The cost of higher education can create barriers for young adults seeking a college degree. Textbooks, for example, pose a significant challenge to a struggling student’s finances. Concerns about these costs have led students and faculty to seek alternative ways to obtain books and other study materials. Free articles online and material from the library are part of the solution. However, purchasing traditional college textbooks remains a centerpiece of academia.

Planned Obsolescence

With teachers often requiring the newest textbooks with the most up-to-date information and add-ons, older editions become obsolete. Therefore, to keep up with reading assignments, students must often either purchase new textbooks outright or look for alternatives. These textbooks often come with a hefty price tag and few options for selling them once a class is completed; therefore, thrift-minded students are often forced to turn to online textbook rental sites to hunt for deals.

Market Consolidation

The merger of college textbook publishers McGraw Hill and Cengage has the higher education community questioning the companies’ motives as well as the consequences for students’ wallets—namely, higher book prices. With a limited number of companies in the textbook market, the McGraw Hill-Cengage merger consolidates power and further limits the opportunities for competitive pricing. McGraw Hill and Cengage claim the merger will expand textbook access and affordability. However, student advocates question the true goals of these industry leaders, especially given the fact that textbook prices actually have been decreasing over the past two decades.

Digital and Rental

McGraw Hill and Cengage have expanded their rental and digital catalogs to increase student options. Costs, however, are still high, and the digital market garners the additional benefit of collecting data on students and their purchasing habits. Even though Cengage offers a subscription service, its collection is too limited to provide all of the titles students need for their coursework. The option of renting books reduces a student’s financial outlay, but it requires that the books are returned at the end of each semester. Moreover, since digital materials cannot be re-sold or shared, the flow of textbooks into the used book market is diminished when students rent their textbooks.

Bottom Line: Not Going to help reduce prices

Students need textbooks and other academic materials to succeed. Despite the claims of McGraw Hill and Cengage about their merger, it does raise serious concerns about students being able to afford the textbooks they need. Although the merger offers some cost-effective options for students, it is likely to drive up prices and undermine the used book industry, which often provides cheaper options for students. In a larger sense, the merger is yet another example of how education has become increasingly commodified.

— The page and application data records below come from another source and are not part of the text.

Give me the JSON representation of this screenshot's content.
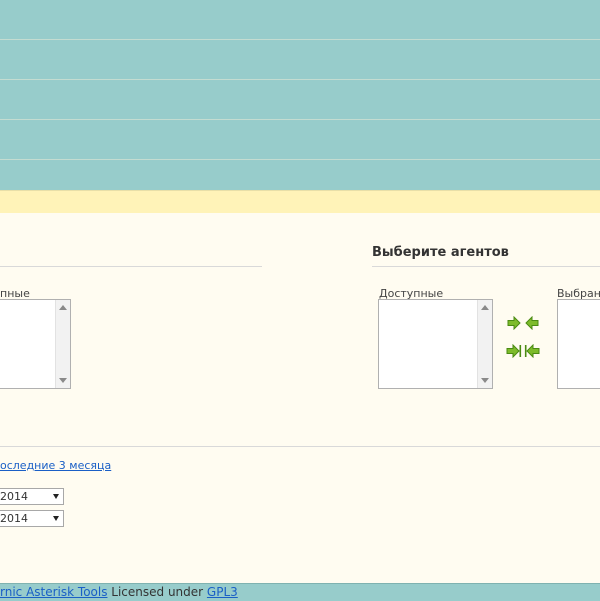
{
  "left_panel": {
    "available_label": "пные"
  },
  "agents_panel": {
    "title": "Выберите агентов",
    "available_label": "Доступные",
    "selected_label": "Выбран"
  },
  "period": {
    "last3_link": "оследние 3 месяца",
    "start_select_value": "2014",
    "end_select_value": "2014"
  },
  "footer": {
    "project_link": "rnic Asterisk Tools",
    "licensed_text": " Licensed under ",
    "license_link": "GPL3"
  },
  "colors": {
    "header_teal": "#97cccb",
    "notice_yellow": "#fff3b8",
    "content_bg": "#fffcf1",
    "link_blue": "#1a5fc6",
    "arrow_green": "#7dbb2a"
  },
  "icons": [
    "add-arrow-icon",
    "remove-arrow-icon",
    "add-all-icon",
    "remove-all-icon"
  ]
}
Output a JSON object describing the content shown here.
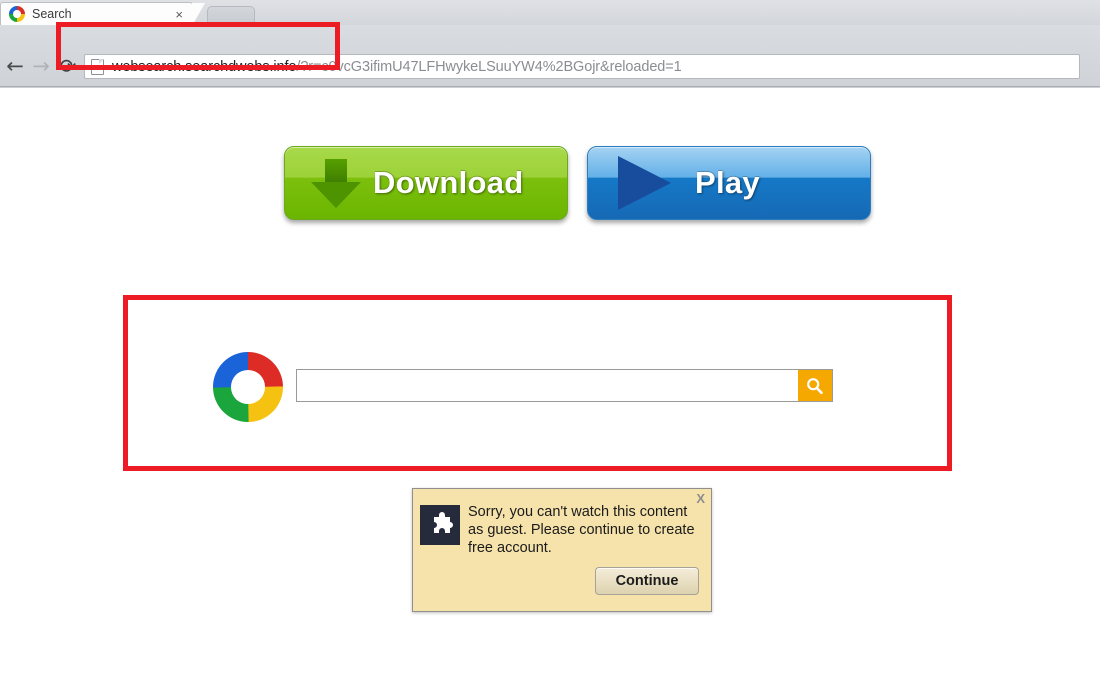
{
  "browser": {
    "tab": {
      "title": "Search",
      "favicon_icon": "multicolor-ring-icon",
      "close_label": "×"
    },
    "new_tab_label": "",
    "nav": {
      "back_icon": "←",
      "forward_icon": "→",
      "reload_icon": "⟳"
    },
    "omnibox": {
      "page_icon": "document-icon",
      "url_host": "websearch.searchdwebs.info",
      "url_rest": "/?r=c0vcG3ifimU47LFHwykeLSuuYW4%2BGojr&reloaded=1",
      "url_full": "websearch.searchdwebs.info/?r=c0vcG3ifimU47LFHwykeLSuuYW4%2BGojr&reloaded=1"
    }
  },
  "annotations": {
    "color": "#ED1C24",
    "urlbar_highlight_label": "url-bar-highlight",
    "searchbox_highlight_label": "search-area-highlight"
  },
  "page": {
    "download_button": {
      "label": "Download",
      "icon": "down-arrow-icon",
      "color": "#7cc00d"
    },
    "play_button": {
      "label": "Play",
      "icon": "play-triangle-icon",
      "color": "#1579c8"
    },
    "search": {
      "logo_icon": "multicolor-ring-icon",
      "input_value": "",
      "input_placeholder": "",
      "submit_icon": "magnifier-icon",
      "submit_color": "#f5a800"
    },
    "popup": {
      "icon": "puzzle-piece-icon",
      "message": "Sorry, you can't watch this content as guest. Please continue to create free account.",
      "close_label": "X",
      "continue_label": "Continue",
      "background_color": "#f6e3ab"
    }
  }
}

If you’re a college student struggling to make ends meet, try using your talents and resources to make some extra cash. You may not be able to work full-time, but you might be surprised at the odd jobs that are available. Begin by taking inventory of your special skills. If you’re willing to explore creative options, you’ll discover good financial opportunities.

1. Be a Notetaker
A notetaker is a student who attends a classroom course and takes notes for another student who has accommodation for illness or disabilities. By law, colleges and universities must provide notetakers for students who have a registered learning disability. While being a notetaker, you can help students in need and enhance your own academic skills. Visit the accessibility resources office on your campus to offer your services.

2. Look for an On-Campus Job
An on-campus job is an ideal choice for a consistent influx of cash. Visit your financial aid or career services offices to inquire about job openings. On-campus jobs can accommodate your schedule and you may even be able to study while you work.

3. Get Paid to Help Others
If you excel in a particular subject, share your expertise with students who are struggling. Advertise your services on social media or talk to a professor about tutoring jobs that may be offered by an academic department.

4. Become a Merchandiser
Consider selling some of your clothes or used textbooks to make a few extra bucks. Local secondhand and consignment stores are often willing to buy gently used clothing. If you enjoy shopping, go to garage sales and thrift stores to look for hidden gems that you can buy and sell to make some extra cash. Rare books, antiques, and other collectibles can be sold online.

5. Use Your Domestic Skills

Use your free time to babysit, pet sit, or house sit as a flexible, part-time job. House cleaning, yard work, and snow shoveling can be worked into a busy college schedule. You can advertise online to find clients.

6. Hit the Road
If you have a car, consider working as a driver for people who need a ride. Join an organized rideshare service or create your own system to connect with potential customers. You can also deliver food or other goods for local retailers.

7. Become a Translator
If you speak a language other than English, become a translator. You can find translation jobs online. Contact local medical or social service agencies to offer your translation services for their patients and clients.

8. Become a Transcriber
College is the ideal environment to find work as a transcriber. Strong keyboarding skills are a necessity for this work. Contact academic departments to offer your services, or market your services online.

9. Donate Plasma
If you’re in good health and don’t mind needles, earn some extra money donating plasma. A component of blood, plasma is most often needed to treat accident or burn victims and people with diseases. Plasma donation centers offer cash and incentives to regular donors.

10. Apply for Scholarships
Spend some of your free time applying for college scholarships. You may discover special scholarships at your college that are available to students who are admitted into specific majors, for example. If you’re involved in campus or community activities, look for scholarships that will reward you for student involvement.